____ PROVIDED ENTRIES

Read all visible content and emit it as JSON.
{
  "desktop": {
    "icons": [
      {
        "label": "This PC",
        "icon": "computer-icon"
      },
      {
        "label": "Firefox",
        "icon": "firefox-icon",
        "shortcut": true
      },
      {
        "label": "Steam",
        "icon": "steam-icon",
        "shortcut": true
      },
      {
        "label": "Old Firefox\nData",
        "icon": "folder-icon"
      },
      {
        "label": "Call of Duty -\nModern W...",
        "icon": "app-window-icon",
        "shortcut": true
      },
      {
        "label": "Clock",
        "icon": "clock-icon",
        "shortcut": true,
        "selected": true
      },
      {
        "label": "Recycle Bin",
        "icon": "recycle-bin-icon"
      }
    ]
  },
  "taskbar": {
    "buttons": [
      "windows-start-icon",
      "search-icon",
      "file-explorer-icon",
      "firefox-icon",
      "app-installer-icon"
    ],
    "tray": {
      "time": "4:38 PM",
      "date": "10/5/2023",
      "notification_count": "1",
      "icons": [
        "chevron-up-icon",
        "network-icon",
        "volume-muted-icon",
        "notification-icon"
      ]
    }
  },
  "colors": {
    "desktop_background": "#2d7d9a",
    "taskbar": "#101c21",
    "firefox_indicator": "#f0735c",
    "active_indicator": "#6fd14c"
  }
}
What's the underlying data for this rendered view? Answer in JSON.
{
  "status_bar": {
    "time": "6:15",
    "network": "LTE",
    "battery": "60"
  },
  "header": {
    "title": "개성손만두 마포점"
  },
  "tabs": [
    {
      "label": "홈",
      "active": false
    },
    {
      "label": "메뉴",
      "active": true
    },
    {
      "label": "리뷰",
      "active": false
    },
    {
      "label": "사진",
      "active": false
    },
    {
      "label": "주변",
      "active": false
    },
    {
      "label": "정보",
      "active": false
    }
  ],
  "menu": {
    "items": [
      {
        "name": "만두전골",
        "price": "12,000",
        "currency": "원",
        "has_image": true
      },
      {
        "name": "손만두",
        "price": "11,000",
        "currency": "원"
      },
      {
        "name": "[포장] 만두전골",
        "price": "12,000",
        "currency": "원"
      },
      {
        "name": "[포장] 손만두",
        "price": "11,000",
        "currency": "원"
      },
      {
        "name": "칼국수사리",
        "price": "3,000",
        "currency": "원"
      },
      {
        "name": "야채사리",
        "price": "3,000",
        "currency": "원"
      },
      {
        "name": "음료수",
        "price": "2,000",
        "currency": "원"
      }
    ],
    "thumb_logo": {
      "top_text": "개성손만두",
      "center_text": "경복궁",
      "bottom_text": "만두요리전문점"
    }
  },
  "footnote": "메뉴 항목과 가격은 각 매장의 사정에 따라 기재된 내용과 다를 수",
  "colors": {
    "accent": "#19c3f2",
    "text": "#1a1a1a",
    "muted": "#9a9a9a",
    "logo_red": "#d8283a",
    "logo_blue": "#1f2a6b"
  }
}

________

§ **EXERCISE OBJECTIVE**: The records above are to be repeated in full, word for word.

§ **THE COMPLETED TASK**:
Read all visible content and emit it as JSON.
{
  "desktop": {
    "icons": [
      {
        "label": "This PC",
        "icon": "computer-icon"
      },
      {
        "label": "Firefox",
        "icon": "firefox-icon",
        "shortcut": true
      },
      {
        "label": "Steam",
        "icon": "steam-icon",
        "shortcut": true
      },
      {
        "label": "Old Firefox\nData",
        "icon": "folder-icon"
      },
      {
        "label": "Call of Duty -\nModern W...",
        "icon": "app-window-icon",
        "shortcut": true
      },
      {
        "label": "Clock",
        "icon": "clock-icon",
        "shortcut": true,
        "selected": true
      },
      {
        "label": "Recycle Bin",
        "icon": "recycle-bin-icon"
      }
    ]
  },
  "taskbar": {
    "buttons": [
      "windows-start-icon",
      "search-icon",
      "file-explorer-icon",
      "firefox-icon",
      "app-installer-icon"
    ],
    "tray": {
      "time": "4:38 PM",
      "date": "10/5/2023",
      "notification_count": "1",
      "icons": [
        "chevron-up-icon",
        "network-icon",
        "volume-muted-icon",
        "notification-icon"
      ]
    }
  },
  "colors": {
    "desktop_background": "#2d7d9a",
    "taskbar": "#101c21",
    "firefox_indicator": "#f0735c",
    "active_indicator": "#6fd14c"
  }
}
What's the underlying data for this rendered view? Answer in JSON.
{
  "status_bar": {
    "time": "6:15",
    "network": "LTE",
    "battery": "60"
  },
  "header": {
    "title": "개성손만두 마포점"
  },
  "tabs": [
    {
      "label": "홈",
      "active": false
    },
    {
      "label": "메뉴",
      "active": true
    },
    {
      "label": "리뷰",
      "active": false
    },
    {
      "label": "사진",
      "active": false
    },
    {
      "label": "주변",
      "active": false
    },
    {
      "label": "정보",
      "active": false
    }
  ],
  "menu": {
    "items": [
      {
        "name": "만두전골",
        "price": "12,000",
        "currency": "원",
        "has_image": true
      },
      {
        "name": "손만두",
        "price": "11,000",
        "currency": "원"
      },
      {
        "name": "[포장] 만두전골",
        "price": "12,000",
        "currency": "원"
      },
      {
        "name": "[포장] 손만두",
        "price": "11,000",
        "currency": "원"
      },
      {
        "name": "칼국수사리",
        "price": "3,000",
        "currency": "원"
      },
      {
        "name": "야채사리",
        "price": "3,000",
        "currency": "원"
      },
      {
        "name": "음료수",
        "price": "2,000",
        "currency": "원"
      }
    ],
    "thumb_logo": {
      "top_text": "개성손만두",
      "center_text": "경복궁",
      "bottom_text": "만두요리전문점"
    }
  },
  "footnote": "메뉴 항목과 가격은 각 매장의 사정에 따라 기재된 내용과 다를 수",
  "colors": {
    "accent": "#19c3f2",
    "text": "#1a1a1a",
    "muted": "#9a9a9a",
    "logo_red": "#d8283a",
    "logo_blue": "#1f2a6b"
  }
}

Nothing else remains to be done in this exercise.